### PROBLEM DETAILS
Go through the data below and return each line where the string "your" appears.

### DATA EXTRACT
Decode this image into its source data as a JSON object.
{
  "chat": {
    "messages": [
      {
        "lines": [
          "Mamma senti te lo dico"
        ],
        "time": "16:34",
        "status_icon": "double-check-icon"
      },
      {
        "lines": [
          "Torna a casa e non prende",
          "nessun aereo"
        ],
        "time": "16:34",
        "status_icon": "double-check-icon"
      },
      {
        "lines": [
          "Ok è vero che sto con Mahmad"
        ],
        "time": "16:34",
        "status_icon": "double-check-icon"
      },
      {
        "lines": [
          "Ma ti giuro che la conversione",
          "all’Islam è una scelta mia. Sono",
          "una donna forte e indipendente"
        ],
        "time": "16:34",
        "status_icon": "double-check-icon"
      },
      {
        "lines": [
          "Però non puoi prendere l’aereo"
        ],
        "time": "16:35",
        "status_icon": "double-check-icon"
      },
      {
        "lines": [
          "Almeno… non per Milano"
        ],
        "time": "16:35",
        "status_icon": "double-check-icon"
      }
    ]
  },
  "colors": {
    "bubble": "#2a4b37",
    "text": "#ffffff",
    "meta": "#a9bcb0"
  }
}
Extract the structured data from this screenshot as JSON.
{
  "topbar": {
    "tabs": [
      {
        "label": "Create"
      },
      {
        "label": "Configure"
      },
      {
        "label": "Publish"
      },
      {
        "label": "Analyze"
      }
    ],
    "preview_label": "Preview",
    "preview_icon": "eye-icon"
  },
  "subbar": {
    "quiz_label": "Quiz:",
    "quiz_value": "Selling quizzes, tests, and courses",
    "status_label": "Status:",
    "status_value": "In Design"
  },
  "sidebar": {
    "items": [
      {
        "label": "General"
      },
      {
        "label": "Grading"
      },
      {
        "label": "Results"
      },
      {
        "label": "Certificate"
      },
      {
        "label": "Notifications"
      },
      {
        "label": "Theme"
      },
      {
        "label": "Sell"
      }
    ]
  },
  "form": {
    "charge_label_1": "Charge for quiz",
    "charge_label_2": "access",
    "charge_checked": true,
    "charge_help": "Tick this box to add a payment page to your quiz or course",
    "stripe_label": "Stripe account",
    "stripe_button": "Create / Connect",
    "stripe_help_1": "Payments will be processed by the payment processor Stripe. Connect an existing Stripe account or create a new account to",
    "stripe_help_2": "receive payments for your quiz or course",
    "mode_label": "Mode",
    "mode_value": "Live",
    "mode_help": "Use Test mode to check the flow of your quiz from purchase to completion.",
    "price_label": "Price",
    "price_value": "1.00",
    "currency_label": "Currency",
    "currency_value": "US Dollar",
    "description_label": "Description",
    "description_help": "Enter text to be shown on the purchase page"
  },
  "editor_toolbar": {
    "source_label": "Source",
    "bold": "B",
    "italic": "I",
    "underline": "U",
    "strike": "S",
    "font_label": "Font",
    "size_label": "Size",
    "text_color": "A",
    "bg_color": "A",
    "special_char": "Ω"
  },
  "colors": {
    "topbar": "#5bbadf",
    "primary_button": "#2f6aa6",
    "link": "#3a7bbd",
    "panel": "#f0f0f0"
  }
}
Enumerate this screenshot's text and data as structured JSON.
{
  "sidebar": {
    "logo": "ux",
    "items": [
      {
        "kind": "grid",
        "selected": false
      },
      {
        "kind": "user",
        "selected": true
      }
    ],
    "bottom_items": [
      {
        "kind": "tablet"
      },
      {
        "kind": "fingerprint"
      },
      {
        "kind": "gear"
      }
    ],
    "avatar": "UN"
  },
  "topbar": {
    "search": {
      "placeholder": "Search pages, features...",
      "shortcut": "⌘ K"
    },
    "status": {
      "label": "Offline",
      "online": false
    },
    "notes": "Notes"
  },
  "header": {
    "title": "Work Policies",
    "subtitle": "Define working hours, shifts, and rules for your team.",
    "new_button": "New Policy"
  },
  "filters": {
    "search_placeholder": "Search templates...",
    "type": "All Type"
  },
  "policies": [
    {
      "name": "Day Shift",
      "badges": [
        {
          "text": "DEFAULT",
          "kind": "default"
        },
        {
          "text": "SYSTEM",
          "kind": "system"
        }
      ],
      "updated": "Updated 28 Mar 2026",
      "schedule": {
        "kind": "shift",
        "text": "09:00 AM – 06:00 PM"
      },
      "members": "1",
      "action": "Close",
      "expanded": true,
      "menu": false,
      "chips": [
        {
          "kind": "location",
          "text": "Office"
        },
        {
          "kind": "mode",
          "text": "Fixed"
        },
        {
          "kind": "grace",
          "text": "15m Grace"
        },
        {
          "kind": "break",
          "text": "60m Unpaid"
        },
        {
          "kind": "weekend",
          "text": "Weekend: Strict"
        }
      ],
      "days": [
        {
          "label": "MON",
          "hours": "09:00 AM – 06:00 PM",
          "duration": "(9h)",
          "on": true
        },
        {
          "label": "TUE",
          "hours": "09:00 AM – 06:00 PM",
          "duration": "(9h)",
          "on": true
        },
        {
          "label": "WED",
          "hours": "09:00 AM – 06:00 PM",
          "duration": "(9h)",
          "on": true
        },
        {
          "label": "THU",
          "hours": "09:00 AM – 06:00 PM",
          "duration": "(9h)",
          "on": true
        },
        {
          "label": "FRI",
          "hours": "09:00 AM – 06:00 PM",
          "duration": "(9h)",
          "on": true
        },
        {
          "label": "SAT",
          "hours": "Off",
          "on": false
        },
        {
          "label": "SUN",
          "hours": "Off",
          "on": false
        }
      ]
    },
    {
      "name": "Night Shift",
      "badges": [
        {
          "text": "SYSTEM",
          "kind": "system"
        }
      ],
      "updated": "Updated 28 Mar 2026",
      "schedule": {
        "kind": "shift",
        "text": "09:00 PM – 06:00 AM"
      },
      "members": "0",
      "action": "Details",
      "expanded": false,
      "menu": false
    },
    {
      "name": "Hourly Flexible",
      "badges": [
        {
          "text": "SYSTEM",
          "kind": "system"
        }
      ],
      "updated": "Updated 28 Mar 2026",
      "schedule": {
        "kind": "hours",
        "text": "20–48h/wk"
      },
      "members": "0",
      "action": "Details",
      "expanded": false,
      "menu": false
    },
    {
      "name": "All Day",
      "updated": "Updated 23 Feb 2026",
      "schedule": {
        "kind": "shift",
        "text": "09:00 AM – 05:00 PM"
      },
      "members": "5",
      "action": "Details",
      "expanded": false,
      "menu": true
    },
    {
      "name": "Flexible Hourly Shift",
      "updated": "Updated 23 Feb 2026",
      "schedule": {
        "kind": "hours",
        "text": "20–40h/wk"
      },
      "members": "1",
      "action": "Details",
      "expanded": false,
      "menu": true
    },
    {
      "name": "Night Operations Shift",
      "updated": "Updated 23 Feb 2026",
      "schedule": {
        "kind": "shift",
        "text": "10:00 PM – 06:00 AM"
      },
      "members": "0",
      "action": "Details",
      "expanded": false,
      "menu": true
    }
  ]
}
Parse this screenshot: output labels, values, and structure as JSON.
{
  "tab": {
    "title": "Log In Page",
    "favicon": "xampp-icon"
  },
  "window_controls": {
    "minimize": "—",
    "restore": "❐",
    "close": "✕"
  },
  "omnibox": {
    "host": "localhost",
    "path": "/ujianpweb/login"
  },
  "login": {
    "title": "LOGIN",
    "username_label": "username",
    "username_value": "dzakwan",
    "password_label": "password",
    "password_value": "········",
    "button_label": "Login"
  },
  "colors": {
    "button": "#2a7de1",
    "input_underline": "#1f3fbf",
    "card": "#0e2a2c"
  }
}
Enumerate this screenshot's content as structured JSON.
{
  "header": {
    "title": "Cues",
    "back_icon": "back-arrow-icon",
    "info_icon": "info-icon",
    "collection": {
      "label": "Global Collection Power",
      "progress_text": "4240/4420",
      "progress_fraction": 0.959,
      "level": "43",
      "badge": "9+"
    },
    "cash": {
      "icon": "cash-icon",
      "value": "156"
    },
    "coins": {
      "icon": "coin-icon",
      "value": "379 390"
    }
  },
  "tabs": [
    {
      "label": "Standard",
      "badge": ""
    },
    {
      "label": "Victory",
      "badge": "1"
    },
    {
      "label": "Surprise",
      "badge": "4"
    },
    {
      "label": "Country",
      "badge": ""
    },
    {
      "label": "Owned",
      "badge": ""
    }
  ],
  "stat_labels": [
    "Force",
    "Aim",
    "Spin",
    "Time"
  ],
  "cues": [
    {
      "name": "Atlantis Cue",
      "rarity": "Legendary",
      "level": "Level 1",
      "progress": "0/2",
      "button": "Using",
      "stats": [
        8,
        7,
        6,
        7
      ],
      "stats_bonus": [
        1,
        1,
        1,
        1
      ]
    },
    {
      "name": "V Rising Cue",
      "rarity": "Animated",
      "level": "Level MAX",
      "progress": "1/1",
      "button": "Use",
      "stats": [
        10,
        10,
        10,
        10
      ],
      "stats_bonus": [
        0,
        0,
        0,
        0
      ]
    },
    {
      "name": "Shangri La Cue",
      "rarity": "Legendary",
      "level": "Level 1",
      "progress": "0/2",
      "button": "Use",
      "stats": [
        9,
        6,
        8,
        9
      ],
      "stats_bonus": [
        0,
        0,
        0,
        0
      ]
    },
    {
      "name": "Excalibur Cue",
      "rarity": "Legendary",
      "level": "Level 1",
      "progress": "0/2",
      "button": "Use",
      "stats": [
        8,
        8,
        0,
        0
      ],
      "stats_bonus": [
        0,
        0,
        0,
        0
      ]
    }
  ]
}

### OUTPUT OF THE TASK
    "charge_help": "Tick this box to add a payment page to your quiz or course",
    "stripe_help_2": "receive payments for your quiz or course",
    "mode_help": "Use Test mode to check the flow of your quiz from purchase to completion.",
    "subtitle": "Define working hours, shifts, and rules for your team.",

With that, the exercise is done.